Data listing:
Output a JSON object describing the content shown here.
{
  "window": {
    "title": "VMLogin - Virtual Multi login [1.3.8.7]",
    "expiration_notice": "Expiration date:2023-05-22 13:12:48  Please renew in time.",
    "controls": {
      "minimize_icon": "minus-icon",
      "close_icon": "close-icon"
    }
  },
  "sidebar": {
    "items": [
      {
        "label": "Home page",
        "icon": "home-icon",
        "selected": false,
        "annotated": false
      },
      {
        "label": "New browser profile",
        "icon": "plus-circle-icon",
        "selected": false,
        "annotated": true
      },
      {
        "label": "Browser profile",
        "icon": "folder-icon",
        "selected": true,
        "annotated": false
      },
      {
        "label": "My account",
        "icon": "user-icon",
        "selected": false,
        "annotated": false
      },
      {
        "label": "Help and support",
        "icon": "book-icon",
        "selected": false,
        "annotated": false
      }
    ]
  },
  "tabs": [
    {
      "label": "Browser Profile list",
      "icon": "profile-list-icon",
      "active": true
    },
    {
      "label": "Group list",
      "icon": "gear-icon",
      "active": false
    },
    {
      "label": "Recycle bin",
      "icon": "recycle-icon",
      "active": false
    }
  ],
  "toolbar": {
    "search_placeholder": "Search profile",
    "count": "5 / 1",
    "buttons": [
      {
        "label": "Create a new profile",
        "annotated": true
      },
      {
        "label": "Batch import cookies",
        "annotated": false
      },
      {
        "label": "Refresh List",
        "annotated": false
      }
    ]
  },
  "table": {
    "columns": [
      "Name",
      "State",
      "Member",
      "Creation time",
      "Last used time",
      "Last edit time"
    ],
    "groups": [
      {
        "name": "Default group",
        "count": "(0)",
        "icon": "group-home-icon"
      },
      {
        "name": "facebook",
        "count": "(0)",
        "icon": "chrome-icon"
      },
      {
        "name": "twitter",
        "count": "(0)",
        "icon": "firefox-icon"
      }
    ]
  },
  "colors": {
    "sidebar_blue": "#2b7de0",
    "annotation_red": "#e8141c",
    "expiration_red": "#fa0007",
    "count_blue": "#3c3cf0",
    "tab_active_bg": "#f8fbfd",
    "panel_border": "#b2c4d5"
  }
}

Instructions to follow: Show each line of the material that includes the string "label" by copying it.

Response:
        "label": "Home page",
        "label": "New browser profile",
        "label": "Browser profile",
        "label": "My account",
        "label": "Help and support",
      "label": "Browser Profile list",
      "label": "Group list",
      "label": "Recycle bin",
        "label": "Create a new profile",
        "label": "Batch import cookies",
        "label": "Refresh List",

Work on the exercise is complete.